Sometimes even the widest wide angle lens is not enough. In those cases you have to shoot multiple images and stitch it together into one extreme wide angle shot. You can go as far as 360° around, if you want. But you have to avoid parallax errors.
Shooting wide angle is fun. Almost every smartphone has the ability to make panoramic shots. But have you seen the stitch errors, often visible at the bottom of the image when there is something close to the camera? Those errors are caused by parallax errors. These errors also occur if normal cameras are used for panoramas.
Everyone has experienced parallax at some time. Even those people who don’t take any pictures. Just look at something close by and hold your hand against one eye. Watch how the orientation against the background changes if you hold your hand against the other eye. Suddenly the object has moved a bit against the background. The closer the object is, the more extreme the change will be. If the object is far away, closer to the background, the effect won’t be that obvious, or even invisible at some point.
This is similar to what happens with panorama photography. If you use your smartphone or camera to make a panorama with everything in the distance, there will be no stitching errors. There is no parallax error visible. This is one solution to avoid parallax; just make sure you don’t have any objects that are significant closer compared to the background.
The other solution makes use of the entrance pupil of the lens, and how the light rays find their way through the lens. By choosing the rotation axis at the right location, parallax will be eliminated. This point is known as the entrance pupil, but we commonly use the term nodal point or no-parallax point.
The Parallax Error
When the relative position of a subject changes while rotating a camera, it is called parallax error. This can be best explained with some examples. I have placed a camera on a tripod, just like we always do. The tripod is underneath the camera, with the lens sticking out. The rotation point when shooting panoramas will be approximately at the sensor location. This can be seen with the animation I made.
I have placed two objects in line with the lens, and took a three shots with different angles, as seen in the animation. As you can see in the example, the two objects are aligned in the shot straight ahead, but not when the camera is rotated.
If you would try to align these three images, there would be a stitch error. The objects are not at the same place relative to each other, between each shot. This is a parallax error.
How to Avoid Parallax Error
The parallax error has occurred because the rotation point is at the sensor location of the camera. The effect is the same as the experiment when holding your hand against each eye. The solution for this, is to rotate the camera at the entrance pupil location, or nodal point in common tongue. I will use the term nodal point from now on.
By rotating the camera this way, we avoid the parallax. I have done the experiment with the camera on the tripod again, but now the camera is rotating over the nodal point. This way we don’t change the lens position, and thus changing the orientation of the lens relative to the subject, but we rotate the sensor itself.
As you can see, the foreground and background have the same location relative to each other. There is no parallax error.
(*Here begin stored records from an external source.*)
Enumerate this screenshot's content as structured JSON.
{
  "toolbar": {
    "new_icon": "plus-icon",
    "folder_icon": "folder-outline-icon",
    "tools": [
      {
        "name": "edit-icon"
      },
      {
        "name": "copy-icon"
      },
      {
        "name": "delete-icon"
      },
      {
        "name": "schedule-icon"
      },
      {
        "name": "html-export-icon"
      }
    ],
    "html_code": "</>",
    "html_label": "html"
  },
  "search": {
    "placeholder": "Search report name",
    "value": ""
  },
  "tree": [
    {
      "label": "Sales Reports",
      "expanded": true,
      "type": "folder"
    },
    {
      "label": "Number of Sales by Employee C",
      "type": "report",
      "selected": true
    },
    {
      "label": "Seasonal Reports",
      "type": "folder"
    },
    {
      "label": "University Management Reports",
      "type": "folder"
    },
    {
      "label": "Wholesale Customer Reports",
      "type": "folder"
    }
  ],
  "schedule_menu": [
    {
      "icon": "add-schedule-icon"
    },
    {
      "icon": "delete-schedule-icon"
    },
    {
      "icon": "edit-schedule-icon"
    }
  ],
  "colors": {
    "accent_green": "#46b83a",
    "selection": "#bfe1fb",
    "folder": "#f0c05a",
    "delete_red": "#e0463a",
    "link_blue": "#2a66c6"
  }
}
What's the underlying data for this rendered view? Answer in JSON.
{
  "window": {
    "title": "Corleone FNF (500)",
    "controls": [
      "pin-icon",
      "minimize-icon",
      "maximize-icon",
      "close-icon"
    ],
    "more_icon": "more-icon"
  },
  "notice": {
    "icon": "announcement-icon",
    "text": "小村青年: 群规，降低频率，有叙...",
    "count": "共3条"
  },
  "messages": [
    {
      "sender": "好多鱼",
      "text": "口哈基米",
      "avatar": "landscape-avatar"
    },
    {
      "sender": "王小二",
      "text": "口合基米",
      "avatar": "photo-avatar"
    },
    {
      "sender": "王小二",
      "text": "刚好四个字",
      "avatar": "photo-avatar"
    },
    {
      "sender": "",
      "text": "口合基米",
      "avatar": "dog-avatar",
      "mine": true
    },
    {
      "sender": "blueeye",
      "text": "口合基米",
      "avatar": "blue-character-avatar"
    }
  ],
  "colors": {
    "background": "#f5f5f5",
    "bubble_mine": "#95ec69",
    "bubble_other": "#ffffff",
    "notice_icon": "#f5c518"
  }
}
Stitching software will have a much easier job, and stitching errors will be less likely to occur.
What Do You Need for Parallax Error Free Panoramas?
You already can guess by looking at the images. You need a way to change the position of the camera on the tripod. For this you need to buy a nodal slide. Or you can build your own, of course. It is a very simple and lightweight piece of metal, that can easily find a place in your camera bag. You only need to know where the nodal point of your lens is located.
You can search the internet to find out the exact position of the nodal point of your lens, or you can find out yourself by doing the same experiment as I did. Just change the offset of your camera on the tripod, and find the distance where two objects stay in line. Write the numbers down, and put the note in your bag. I made one myself, with every bit of information I need when I am going to shoot panoramas.
One Step Further
A nodal slide is perfect for horizontal panoramas up to full circle. But what if you want to shoot in multiple rows? The parallax error not only occurs with horizontal panoramas, but also when changing the vertical angle.
If you want to shoot multiple row panoramas, or even 360°/180° panoramas, you will also need a nodal slide for the vertical rotation. I once bought the Really Right Stuff, the PG-01 Compact Pano-Gimbal Head, which allows me to avoid parallax errors with vertical and horizontal rotation. It can be quite a challenge to set up the system, but it makes stitching a lot easier. Now I can also make vertical panoramas without the risk of parallax errors.
How About You?
Do you have a nodal slide for panoramic shots, or do you avoid close objects? I would love to see your setup for shooting panoramas, so feel free to share an image of your setup and tell me about the good things, and if present, also the downsides. I'm looking forward to your comments.